Obsessive-compulsive disorder is a type of mental illness. People with OCD can have either obsessive thoughts and urges or compulsive, repetitive behaviors. Some have both obsessions and compulsions. OCD isn’t about habits like biting your nails or always thinking negative thoughts. The disorder can affect your job, school, and relationships and keep you from living a normal life. Your thoughts and actions are beyond your control. An obsessive thought, for example, is to think that your family members might get hurt if they don’t put their clothing on in the exact same order every morning. A compulsive habit, on the other hand, might be to wash your hands 7 times after touching something that might be dirty. Although you may not want to think or do these things, you feel powerless to stop.

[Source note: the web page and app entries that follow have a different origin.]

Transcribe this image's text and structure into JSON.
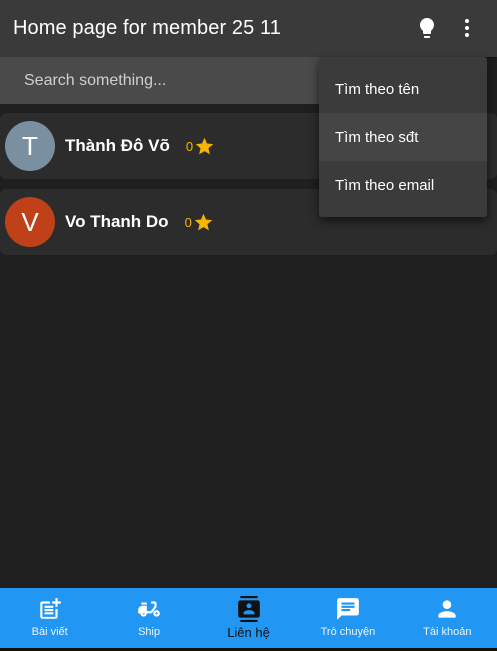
{
  "appbar": {
    "title": "Home page for member 25 11",
    "icons": [
      "lightbulb-icon",
      "more-vert-icon"
    ]
  },
  "search": {
    "placeholder": "Search something..."
  },
  "contacts": [
    {
      "initial": "T",
      "name": "Thành Đô Võ",
      "count": "0",
      "avatar_color": "#7a8fa0"
    },
    {
      "initial": "V",
      "name": "Vo Thanh Do",
      "count": "0",
      "avatar_color": "#c0401a"
    }
  ],
  "menu": {
    "items": [
      "Tìm theo tên",
      "Tìm theo sđt",
      "Tìm theo email"
    ]
  },
  "bottom_nav": {
    "active_index": 2,
    "items": [
      {
        "label": "Bài viết",
        "icon": "post-add-icon"
      },
      {
        "label": "Ship",
        "icon": "scooter-icon"
      },
      {
        "label": "Liên hệ",
        "icon": "contacts-icon"
      },
      {
        "label": "Trò chuyện",
        "icon": "chat-icon"
      },
      {
        "label": "Tài khoản",
        "icon": "person-icon"
      }
    ]
  },
  "colors": {
    "background": "#1f1f1f",
    "appbar": "#3a3a3a",
    "accent_blue": "#2196f3",
    "star": "#f7b500"
  }
}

Many people with OCD know that their thoughts and habits don’t make sense. They don’t do them because they enjoy them, but because they can’t quit. And if they do stop, they feel so bad that they start again. Obsessions and compulsions can involve many different things, like a need for order or cleanness, hoarding, and intrusive thoughts about sex, religion, violence, and body parts.
Obsessive thoughts can include:
Compulsive habits can include:
Doctors aren’t sure why some people have OCD. Certain areas in the brain may not look normal in people with OCD, but more research is needed. OCD is slightly more common in women than in men. Symptoms often appear in teens or young adults. Stress can make symptoms worse. There may be a gene or genes linked to OCD, but this is still unknown.
You are more likely to get the disorder if you have: